|The first excerpt represents the past or something you must release, and is drawn from Othello by William Shakespeare:
As men in rage strike those that wish them best,
Yet surely Cassio, I beleeue receiu'd
From him that fled, some strange Indignitie,
Which patience could not passe
Othe. I know Iago
Thy honestie, and loue doth mince this matter,
Making it light to Cassio: Cassio, I loue thee,
But neuer more be Officer of mine.
Enter Desdemona attended.
Looke if my gentle Loue be not rais'd vp:
Ile make thee an example
|The second excerpt represents the present or the deciding factor of the moment, and is drawn from Phantasmagoria and Other Poems by Lewis Carroll:
To coop within the narrow fence
That rings THY scant intelligence."
"Not so," he urged, "nor once alone:
But there was something in her tone
That chilled me to the very bone.
"Her style was anything but clear,
And most unpleasantly severe;

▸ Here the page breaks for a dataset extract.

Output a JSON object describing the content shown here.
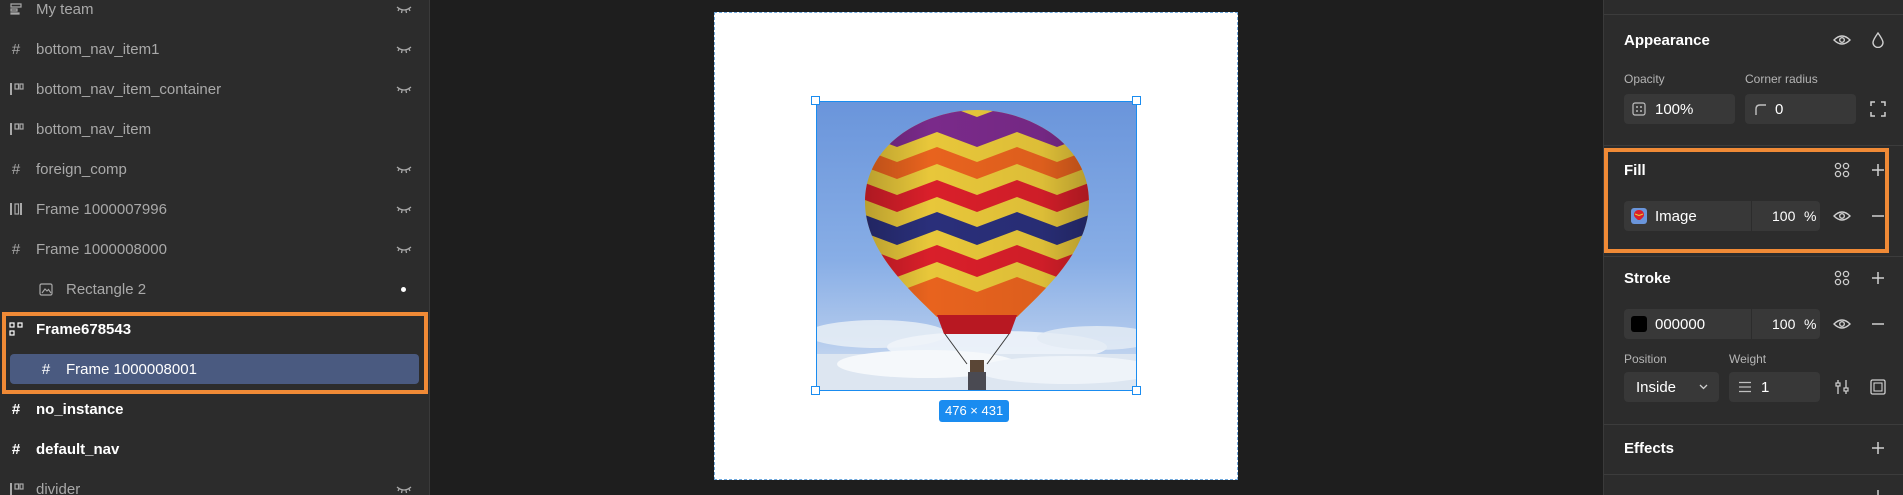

Her epithets were very queer.
"And yet, so grand were her replies,
I could not choose but deem her wise;
I did not dare to criticise;
|The third excerpt represents the future or something you must embrace, and is drawn from Menexenus by Plato:
arms of their fathers. And as for the dead, she never ceases honouring
them, celebrating in common for all rites which become the property of
each; and in addition to this, holding gymnastic and equestrian contests,
and musical festivals of every sort. She is to the dead in the place of a
son and heir, and to their sons in the place of a father, and to their
parents and elder kindred in the place of a guardian--ever and always
caring for them. Considering this, you ought to bear your calamity the
more gently; for thus you will be most endeared to the dead and to the
living, and your sorrows will heal and be healed. And now do you and all,
having lamented the dead in common according to the law, go your ways.
You have heard, Menexenus, the oration of Aspasia the Milesian.